They are also a source of amino acids, fibres and metabolites with antioxidant and anti-radicular properties, such as polyphenols, carotenoïds, vitamins, polyunsaturated fatty acids offering unlimited potential for R&D in the nutritional field.
The sea is also an unlimited source of active elements for cosmetics. Thanks to existing industry-R&D partnerships, knowledge is growing apace and "marine" formula are more and more effective to protect, moisten, soothe the skin and to help slimming and regeneration…
Algae are also widely used for pharmaceutical purposes, including as anticoagulant, antibacterial, antitumoral and antiviral agents, and for their cholesterol-reducing properties. Their anticoagulant properties, in particular, have been the subject of the most advanced research, especially in France.
In the old days, large quantities of red algae, and more particularly the extraordinary Chondrus crispus "carrageenans", that our Breton grandmothers used to make a kind of sweet milky jelly, called "blancmange" or "pioca". Nowadays, Breton red algae are used by the food-processing industry (for dairy products, desserts, meat products, soups, beverages, etc.), in cosmetics, and in pharmaceuticals, for their rheological (viscosity) properties, as stabilisers, thickening agents, or jellifying agents.
These polysaccharides, alginates and carrageenans are all recognised by European and international food regulations. Algae can also be edible, and Brittany provides a particularly favorable environment for cultivation, particularly in Natura 2000 protection areas. They can be produced along with oysters or mussels, that also require very high quality water. Brittany therefore produces very high quality edible algae. They are a source of vitamins, trace elements and minerals and are part of a balanced, healthy diet. Compared to other forms of agricultural produce, algae can be cultivated without encroaching on existing food-producing land.
A new resource
plankton and micro-algae
Plankton consists of phytoplankton or "plant" plankton, including in particular microalgae and zooplankton, the animal variety. Plankton is often microscopic and develops in aquatic environments. It includes a variety of organisms, from marine worms to bacteria, and a multitude of small crustaceans and microscopic algae. It illustrates the incredible diversity of life forms, through its colors, shapes, adaptations and the roles it plays within the different marine ecosystems. We devote a lot of R&D resources to the study of plankton, not only to ensure its preservation, but also to harness its resources and its roles in nature for the benefit of human nutrition, well-being and health.

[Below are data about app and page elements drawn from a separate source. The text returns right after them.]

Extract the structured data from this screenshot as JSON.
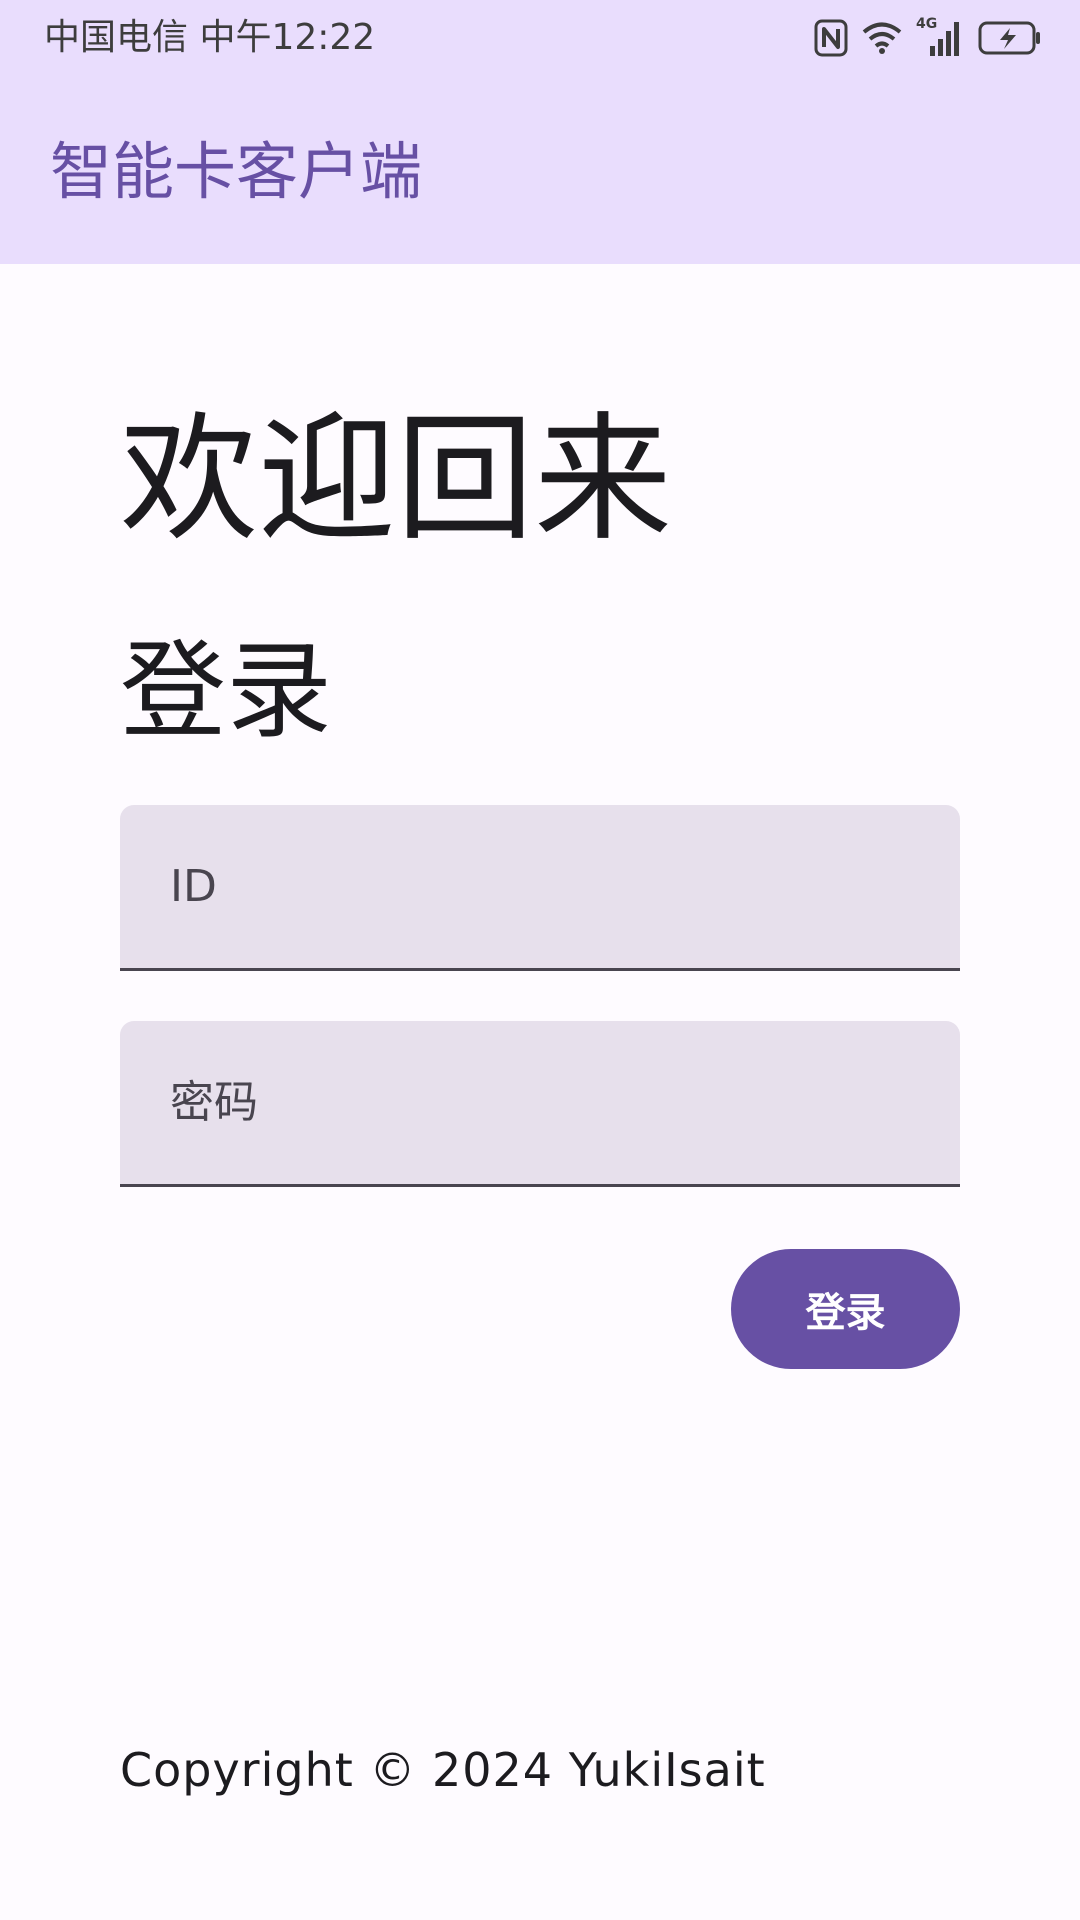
{
  "status_bar": {
    "carrier_time": "中国电信 中午12:22",
    "network_label": "4G",
    "icons": [
      "nfc-icon",
      "wifi-icon",
      "cell-signal-icon",
      "battery-charging-icon"
    ]
  },
  "app_bar": {
    "title": "智能卡客户端"
  },
  "main": {
    "welcome": "欢迎回来",
    "subtitle": "登录",
    "id_field": {
      "placeholder": "ID",
      "value": ""
    },
    "password_field": {
      "placeholder": "密码",
      "value": ""
    },
    "login_button_label": "登录"
  },
  "footer": {
    "copyright": "Copyright © 2024 YukiIsait"
  },
  "colors": {
    "header_background": "#e9ddfd",
    "primary": "#6750a4",
    "field_background": "#e7e0ec",
    "page_background": "#fefbff"
  }
}
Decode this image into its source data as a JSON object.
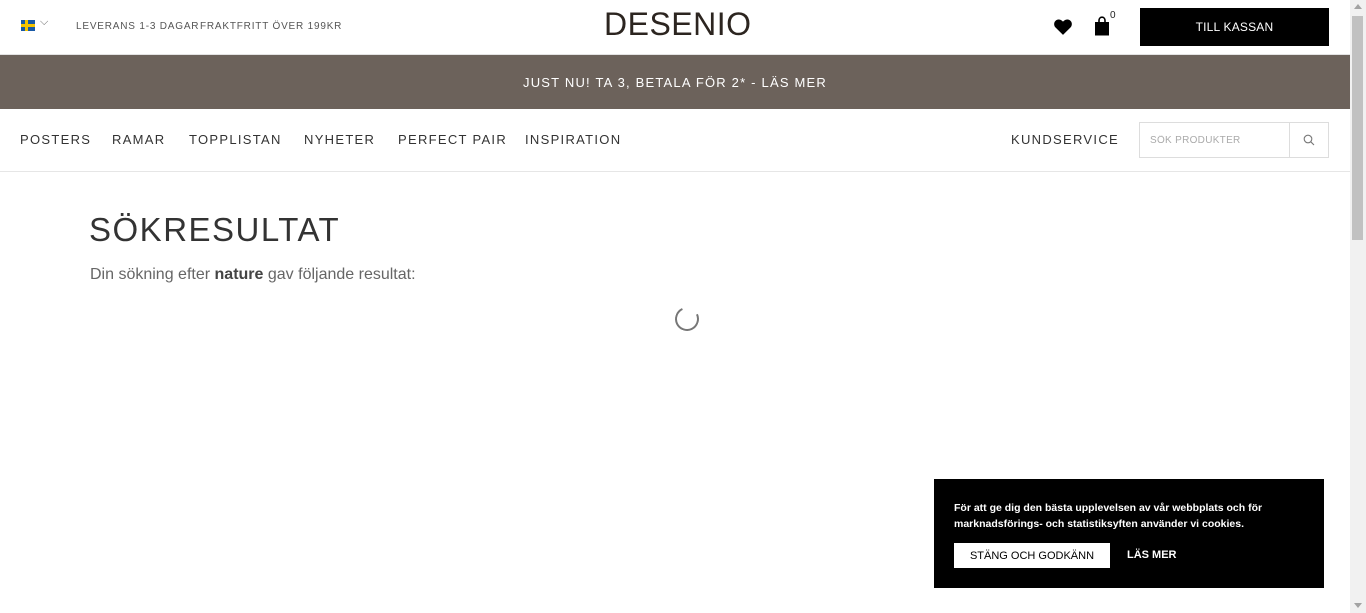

Plankton is an essential factor in our planet's cycle of elements and climate. Thanks to photosynthesis, phytoplankton captures great quantities of carbon dioxyde and helps to produce oxygen. Microalgae cultivation can thus be combined with carbon dioxide capture and nitrous waste recycling processes. It is a source of protein, polyunsaturated fatty acids (Omega 3…), vitamins and trace elements. It represents a particularly interesting extension for the food processing industry through the development of new food, health, cosmetic and pharmaceutical products.
Research & Development
The many scandals surrounding terrestrial animal food sources mean that they are no longer as popular as they once were. Algae, on the other hand, provide a plant-based source of active principles, giving them a distinct advantage. Many of Brittany's rich and diverse plankton resources still remain to be explored. Our partnerships with Brittany's universities and many marine environmental stations enable us to develop very advanced collaborative research. The diversity of our plankton resources is still under study and represents a potential biomolecular source that could well lead to promising medical and industrial applications.